◆ **How to complete this task**: Each line of the records has to be copied exactly, though the pictures must be left out.
=== Data records ===
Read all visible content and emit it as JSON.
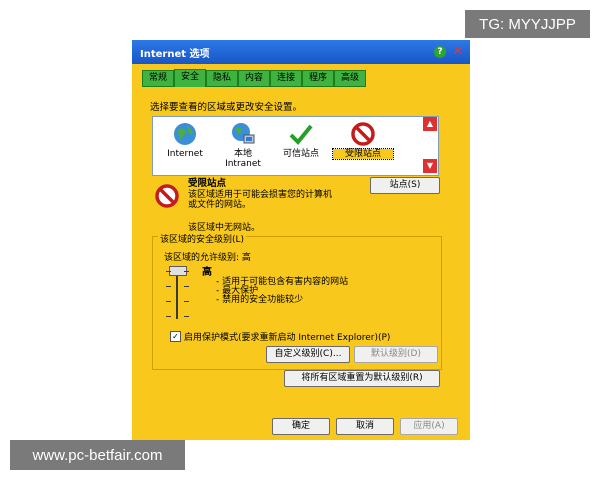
{
  "watermarks": {
    "top_right": "TG: MYYJJPP",
    "bottom_left": "www.pc-betfair.com"
  },
  "window": {
    "title": "Internet 选项"
  },
  "tabs": [
    {
      "label": "常规"
    },
    {
      "label": "安全"
    },
    {
      "label": "隐私"
    },
    {
      "label": "内容"
    },
    {
      "label": "连接"
    },
    {
      "label": "程序"
    },
    {
      "label": "高级"
    }
  ],
  "active_tab": "安全",
  "zone_prompt": "选择要查看的区域或更改安全设置。",
  "zones": [
    {
      "label": "Internet",
      "icon": "globe-icon"
    },
    {
      "label": "本地\nIntranet",
      "icon": "intranet-icon"
    },
    {
      "label": "可信站点",
      "icon": "checkmark-icon"
    },
    {
      "label": "受限站点",
      "icon": "restricted-icon"
    }
  ],
  "selected_zone": "受限站点",
  "zone_info": {
    "title": "受限站点",
    "description": "该区域适用于可能会损害您的计算机或文件的网站。",
    "no_sites": "该区域中无网站。",
    "sites_button": "站点(S)"
  },
  "security_level": {
    "group_label": "该区域的安全级别(L)",
    "allowed_text": "该区域的允许级别: 高",
    "level_name": "高",
    "level_value": "高",
    "items": [
      "适用于可能包含有害内容的网站",
      "最大保护",
      "禁用的安全功能较少"
    ]
  },
  "protected_mode": {
    "checked": true,
    "label": "启用保护模式(要求重新启动 Internet Explorer)(P)"
  },
  "buttons": {
    "custom_level": "自定义级别(C)...",
    "default_level": "默认级别(D)",
    "reset_all": "将所有区域重置为默认级别(R)",
    "ok": "确定",
    "cancel": "取消",
    "apply": "应用(A)"
  },
  "colors": {
    "dialog_bg": "#f8c81c",
    "tab_bg": "#3fb33f",
    "titlebar": "#1856c8",
    "scroll_arrows": "#e03030"
  }
}
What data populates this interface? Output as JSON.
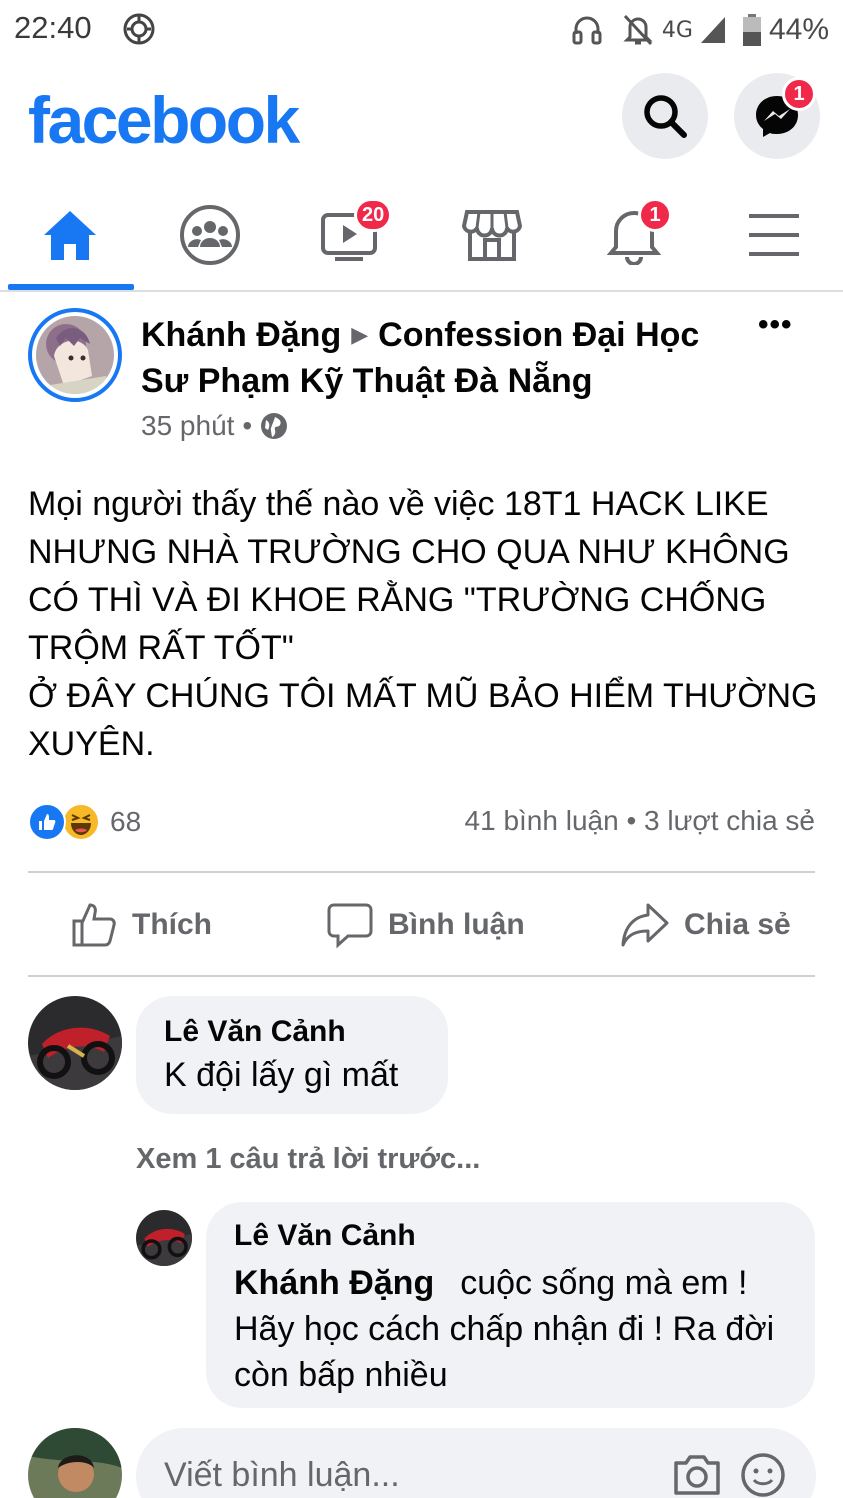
{
  "status_bar": {
    "time": "22:40",
    "network": "4G",
    "battery": "44%",
    "icons": [
      "sync-icon",
      "headphones-icon",
      "notifications-off-icon",
      "signal-icon",
      "battery-icon"
    ]
  },
  "header": {
    "brand": "facebook",
    "brand_color": "#1877f2",
    "messenger_badge": "1"
  },
  "tabs": [
    {
      "name": "home",
      "icon": "home-icon",
      "active": true,
      "badge": ""
    },
    {
      "name": "groups",
      "icon": "groups-icon",
      "active": false,
      "badge": ""
    },
    {
      "name": "watch",
      "icon": "video-icon",
      "active": false,
      "badge": "20"
    },
    {
      "name": "marketplace",
      "icon": "store-icon",
      "active": false,
      "badge": ""
    },
    {
      "name": "notifications",
      "icon": "bell-icon",
      "active": false,
      "badge": "1"
    },
    {
      "name": "menu",
      "icon": "menu-icon",
      "active": false,
      "badge": ""
    }
  ],
  "post": {
    "author": "Khánh Đặng",
    "group": "Confession Đại Học Sư Phạm Kỹ Thuật Đà Nẵng",
    "time": "35 phút",
    "privacy_icon": "globe-icon",
    "body": "Mọi người thấy thế nào về việc 18T1 HACK LIKE NHƯNG NHÀ TRƯỜNG CHO QUA NHƯ KHÔNG CÓ THÌ VÀ ĐI KHOE RẰNG \"TRƯỜNG CHỐNG TRỘM RẤT TỐT\"\nỞ ĐÂY CHÚNG TÔI MẤT MŨ BẢO HIỂM THƯỜNG XUYÊN.",
    "reaction_count": "68",
    "comments_count": "41 bình luận",
    "shares_count": "3 lượt chia sẻ",
    "stats_separator": "•"
  },
  "actions": {
    "like": "Thích",
    "comment": "Bình luận",
    "share": "Chia sẻ"
  },
  "comments": [
    {
      "author": "Lê Văn Cảnh",
      "text": "K đội lấy gì mất"
    }
  ],
  "view_previous_replies": "Xem 1 câu trả lời trước...",
  "reply": {
    "author": "Lê Văn Cảnh",
    "mention": "Khánh Đặng",
    "text": "cuộc sống mà em ! Hãy học cách chấp nhận đi ! Ra đời còn bấp nhiều"
  },
  "composer": {
    "placeholder": "Viết bình luận..."
  }
}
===
◆ **Answer to the problem**:
Read all visible content and emit it as JSON.
{
  "watermarks": {
    "top_right": "TG: MYYJJPP",
    "bottom_left": "www.pc-betfair.com"
  },
  "window": {
    "title": "Internet 选项"
  },
  "tabs": [
    {
      "label": "常规"
    },
    {
      "label": "安全"
    },
    {
      "label": "隐私"
    },
    {
      "label": "内容"
    },
    {
      "label": "连接"
    },
    {
      "label": "程序"
    },
    {
      "label": "高级"
    }
  ],
  "active_tab": "安全",
  "zone_prompt": "选择要查看的区域或更改安全设置。",
  "zones": [
    {
      "label": "Internet",
      "icon": "globe-icon"
    },
    {
      "label": "本地\nIntranet",
      "icon": "intranet-icon"
    },
    {
      "label": "可信站点",
      "icon": "checkmark-icon"
    },
    {
      "label": "受限站点",
      "icon": "restricted-icon"
    }
  ],
  "selected_zone": "受限站点",
  "zone_info": {
    "title": "受限站点",
    "description": "该区域适用于可能会损害您的计算机或文件的网站。",
    "no_sites": "该区域中无网站。",
    "sites_button": "站点(S)"
  },
  "security_level": {
    "group_label": "该区域的安全级别(L)",
    "allowed_text": "该区域的允许级别: 高",
    "level_name": "高",
    "level_value": "高",
    "items": [
      "适用于可能包含有害内容的网站",
      "最大保护",
      "禁用的安全功能较少"
    ]
  },
  "protected_mode": {
    "checked": true,
    "label": "启用保护模式(要求重新启动 Internet Explorer)(P)"
  },
  "buttons": {
    "custom_level": "自定义级别(C)...",
    "default_level": "默认级别(D)",
    "reset_all": "将所有区域重置为默认级别(R)",
    "ok": "确定",
    "cancel": "取消",
    "apply": "应用(A)"
  },
  "colors": {
    "dialog_bg": "#f8c81c",
    "tab_bg": "#3fb33f",
    "titlebar": "#1856c8",
    "scroll_arrows": "#e03030"
  }
}
What data populates this interface? Output as JSON.
{
  "status_bar": {
    "time": "22:40",
    "network": "4G",
    "battery": "44%",
    "icons": [
      "sync-icon",
      "headphones-icon",
      "notifications-off-icon",
      "signal-icon",
      "battery-icon"
    ]
  },
  "header": {
    "brand": "facebook",
    "brand_color": "#1877f2",
    "messenger_badge": "1"
  },
  "tabs": [
    {
      "name": "home",
      "icon": "home-icon",
      "active": true,
      "badge": ""
    },
    {
      "name": "groups",
      "icon": "groups-icon",
      "active": false,
      "badge": ""
    },
    {
      "name": "watch",
      "icon": "video-icon",
      "active": false,
      "badge": "20"
    },
    {
      "name": "marketplace",
      "icon": "store-icon",
      "active": false,
      "badge": ""
    },
    {
      "name": "notifications",
      "icon": "bell-icon",
      "active": false,
      "badge": "1"
    },
    {
      "name": "menu",
      "icon": "menu-icon",
      "active": false,
      "badge": ""
    }
  ],
  "post": {
    "author": "Khánh Đặng",
    "group": "Confession Đại Học Sư Phạm Kỹ Thuật Đà Nẵng",
    "time": "35 phút",
    "privacy_icon": "globe-icon",
    "body": "Mọi người thấy thế nào về việc 18T1 HACK LIKE NHƯNG NHÀ TRƯỜNG CHO QUA NHƯ KHÔNG CÓ THÌ VÀ ĐI KHOE RẰNG \"TRƯỜNG CHỐNG TRỘM RẤT TỐT\"\nỞ ĐÂY CHÚNG TÔI MẤT MŨ BẢO HIỂM THƯỜNG XUYÊN.",
    "reaction_count": "68",
    "comments_count": "41 bình luận",
    "shares_count": "3 lượt chia sẻ",
    "stats_separator": "•"
  },
  "actions": {
    "like": "Thích",
    "comment": "Bình luận",
    "share": "Chia sẻ"
  },
  "comments": [
    {
      "author": "Lê Văn Cảnh",
      "text": "K đội lấy gì mất"
    }
  ],
  "view_previous_replies": "Xem 1 câu trả lời trước...",
  "reply": {
    "author": "Lê Văn Cảnh",
    "mention": "Khánh Đặng",
    "text": "cuộc sống mà em ! Hãy học cách chấp nhận đi ! Ra đời còn bấp nhiều"
  },
  "composer": {
    "placeholder": "Viết bình luận..."
  }
}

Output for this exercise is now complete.